After many years of planning, prospecting, meeting with tenants, negotiations, construction stops and starts, we finally reached a new milestone on November 27 – The opening of the highly anticipated food court at Union Station.

Rewind almost 6 years ago, to the first meeting with Osmington, to discuss the vision for the 170,000 SF of retail at Union Station.

The vision has been consistent over the years – the goal was to create a unique retail destination in the heart of the financial core. The food court had to be different – a curated mix of both national and local tenants. A place where commuters, event goers, office workers and residents could find a differentiating and relaxed atmosphere to grab a bite or those going to a game or concert could hang out, eat and socialize before heading out for the evening to the Scotiabank Arena with family or friends.

Head down the Go York Concourse, where you’ll find the escalators leading into the food court. At 8 a.m. McDonalds and Tim Horton’s already have long line-ups, while the rest of the food court is filled with people having meetings, working on laptops (WI-FI everywhere), parents and their kids are enjoying breakfast together before they start their day and friends are catching up and hanging out before work or school. Truly an eclectic mix of people, all gathered in one place and for one reason, to enjoy a meal and have a fun experience.

Arrive at 11:30 a.m., you’re already too late. It’s tough to find a seat or make a decision on what to eat from the array of tantalizing food offerings. Will it be a local operator like Loaded Pierogi, Roywoods, Sushi Shop, Bangkok Buri or Paramount? Or will it be a national tenant to satisfy your guilty pleasure like McDonald’s, Pizza Pizza or Tim Hortons? You decide to go with whichever has the shortest line because it doesn’t matter, it all looks good and you’d like to taste everything…eventually! Which means many more trips to the station.

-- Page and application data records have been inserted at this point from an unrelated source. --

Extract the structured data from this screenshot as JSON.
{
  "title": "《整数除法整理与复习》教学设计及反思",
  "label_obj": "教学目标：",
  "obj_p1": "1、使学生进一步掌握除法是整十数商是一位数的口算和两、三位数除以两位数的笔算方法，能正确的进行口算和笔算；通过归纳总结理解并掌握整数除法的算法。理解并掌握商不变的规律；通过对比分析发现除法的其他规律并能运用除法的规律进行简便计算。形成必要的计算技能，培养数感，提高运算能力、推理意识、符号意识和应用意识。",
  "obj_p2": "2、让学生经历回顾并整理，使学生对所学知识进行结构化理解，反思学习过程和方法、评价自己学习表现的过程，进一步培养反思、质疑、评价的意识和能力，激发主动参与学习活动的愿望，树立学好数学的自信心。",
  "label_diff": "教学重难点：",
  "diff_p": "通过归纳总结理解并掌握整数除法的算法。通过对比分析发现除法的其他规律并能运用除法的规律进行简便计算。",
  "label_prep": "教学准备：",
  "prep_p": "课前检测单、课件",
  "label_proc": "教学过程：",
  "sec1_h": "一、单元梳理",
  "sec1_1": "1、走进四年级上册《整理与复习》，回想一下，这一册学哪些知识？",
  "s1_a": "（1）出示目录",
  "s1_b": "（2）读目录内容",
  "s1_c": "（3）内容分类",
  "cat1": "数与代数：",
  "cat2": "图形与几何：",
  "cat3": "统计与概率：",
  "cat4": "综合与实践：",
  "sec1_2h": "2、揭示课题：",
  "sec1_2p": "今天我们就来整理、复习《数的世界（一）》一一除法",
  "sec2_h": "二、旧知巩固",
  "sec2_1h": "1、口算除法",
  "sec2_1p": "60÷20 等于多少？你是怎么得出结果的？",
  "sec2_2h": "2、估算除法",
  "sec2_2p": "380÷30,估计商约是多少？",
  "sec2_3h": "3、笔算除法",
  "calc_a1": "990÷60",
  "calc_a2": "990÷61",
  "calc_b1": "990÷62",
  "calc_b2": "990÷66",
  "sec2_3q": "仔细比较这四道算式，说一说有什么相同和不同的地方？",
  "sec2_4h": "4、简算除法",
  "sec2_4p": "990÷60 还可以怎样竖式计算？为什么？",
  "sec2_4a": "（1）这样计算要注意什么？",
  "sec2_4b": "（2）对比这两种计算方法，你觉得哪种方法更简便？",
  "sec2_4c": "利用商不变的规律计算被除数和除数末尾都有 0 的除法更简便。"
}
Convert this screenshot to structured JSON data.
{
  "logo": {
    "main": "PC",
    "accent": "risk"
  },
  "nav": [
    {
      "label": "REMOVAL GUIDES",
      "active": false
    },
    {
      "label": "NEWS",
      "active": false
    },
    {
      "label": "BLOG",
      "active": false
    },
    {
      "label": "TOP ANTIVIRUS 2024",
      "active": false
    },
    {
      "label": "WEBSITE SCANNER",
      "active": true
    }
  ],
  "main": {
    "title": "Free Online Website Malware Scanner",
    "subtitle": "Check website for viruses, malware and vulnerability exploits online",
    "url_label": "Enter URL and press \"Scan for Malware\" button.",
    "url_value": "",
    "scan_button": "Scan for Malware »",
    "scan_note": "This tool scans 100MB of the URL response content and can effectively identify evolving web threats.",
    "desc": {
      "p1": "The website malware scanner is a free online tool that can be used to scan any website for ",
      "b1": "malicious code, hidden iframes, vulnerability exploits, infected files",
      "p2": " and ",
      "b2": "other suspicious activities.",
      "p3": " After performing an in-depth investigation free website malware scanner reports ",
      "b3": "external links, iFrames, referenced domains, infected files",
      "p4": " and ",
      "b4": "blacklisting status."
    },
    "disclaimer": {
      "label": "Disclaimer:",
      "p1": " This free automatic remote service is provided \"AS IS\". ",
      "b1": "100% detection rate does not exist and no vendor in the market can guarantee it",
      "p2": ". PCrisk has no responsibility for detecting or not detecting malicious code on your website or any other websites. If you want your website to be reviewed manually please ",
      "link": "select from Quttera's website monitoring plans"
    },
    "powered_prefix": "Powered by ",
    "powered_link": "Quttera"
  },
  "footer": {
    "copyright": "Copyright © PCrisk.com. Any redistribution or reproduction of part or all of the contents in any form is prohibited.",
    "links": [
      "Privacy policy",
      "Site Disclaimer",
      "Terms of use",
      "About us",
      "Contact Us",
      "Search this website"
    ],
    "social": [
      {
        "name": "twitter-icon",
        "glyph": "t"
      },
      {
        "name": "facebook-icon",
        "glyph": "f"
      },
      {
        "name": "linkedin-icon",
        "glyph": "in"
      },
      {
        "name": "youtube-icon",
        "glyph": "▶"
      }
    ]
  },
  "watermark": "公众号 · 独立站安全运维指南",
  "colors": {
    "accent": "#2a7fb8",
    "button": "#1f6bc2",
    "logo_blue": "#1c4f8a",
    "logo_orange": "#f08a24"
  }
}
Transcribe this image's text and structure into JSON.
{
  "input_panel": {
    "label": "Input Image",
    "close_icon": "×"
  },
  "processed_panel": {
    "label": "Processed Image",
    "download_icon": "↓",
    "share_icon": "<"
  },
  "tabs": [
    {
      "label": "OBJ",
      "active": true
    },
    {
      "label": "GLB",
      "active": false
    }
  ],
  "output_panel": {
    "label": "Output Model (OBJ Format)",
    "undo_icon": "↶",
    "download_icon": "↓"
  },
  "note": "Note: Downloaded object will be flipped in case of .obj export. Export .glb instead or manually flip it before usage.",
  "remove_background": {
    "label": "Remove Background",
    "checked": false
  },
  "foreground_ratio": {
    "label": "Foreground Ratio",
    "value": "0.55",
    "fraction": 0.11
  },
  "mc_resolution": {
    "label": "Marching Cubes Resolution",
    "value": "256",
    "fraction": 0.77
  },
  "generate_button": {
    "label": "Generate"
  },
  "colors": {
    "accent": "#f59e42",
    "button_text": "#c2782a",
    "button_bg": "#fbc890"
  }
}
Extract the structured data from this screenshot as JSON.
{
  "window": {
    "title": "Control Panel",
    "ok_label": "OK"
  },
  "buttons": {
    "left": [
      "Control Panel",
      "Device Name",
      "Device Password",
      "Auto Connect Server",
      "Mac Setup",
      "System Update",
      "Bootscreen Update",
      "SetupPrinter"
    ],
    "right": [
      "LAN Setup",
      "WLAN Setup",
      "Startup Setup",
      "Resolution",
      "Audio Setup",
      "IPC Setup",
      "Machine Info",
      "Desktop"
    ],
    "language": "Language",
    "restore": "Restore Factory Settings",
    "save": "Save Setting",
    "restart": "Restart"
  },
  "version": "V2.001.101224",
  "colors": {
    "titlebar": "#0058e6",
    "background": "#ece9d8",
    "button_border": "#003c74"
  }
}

It shouldn’t come as a surprise that the food court has been so well received and that so many people have somehow found it so quickly. After all, this was the vision, knowing that independent operators, who in some cases have no brand recognition in the financial core have been embraced because of the uniqueness of their food offerings is in itself very reassuring. It is a testimony to their open-mindedness and ability to be flexible and creative. And this is what attracted us to many of these independents, many of whom had no prior experience in either building out or operating a food court unit.

It required an open mind: a positive attitude, belief and then a leap of faith. To their credit, Torontonians are not only ready for, but are also embracing these different and new food experiences! Take Khao San Road for example, they took their street concept and customized it to fit the design and menu of a food court setting and experience, serving up chef-driven food in a fast paced and chaotic environment. You’ll be lucky if you find less than 20 people in line during the lunch hour rush!

For all involved, from the city, to the designers and collaborators GH+A and Partisans, to Osmington who believed in Union Station as a credible retail destination, the ambitious curation of the food court required an open mind and many jam sessions for it to have a positive outcome. Mission Accomplished!

Congrats to all of the collaborators and especially to all of the tenants!

Written by beauleigh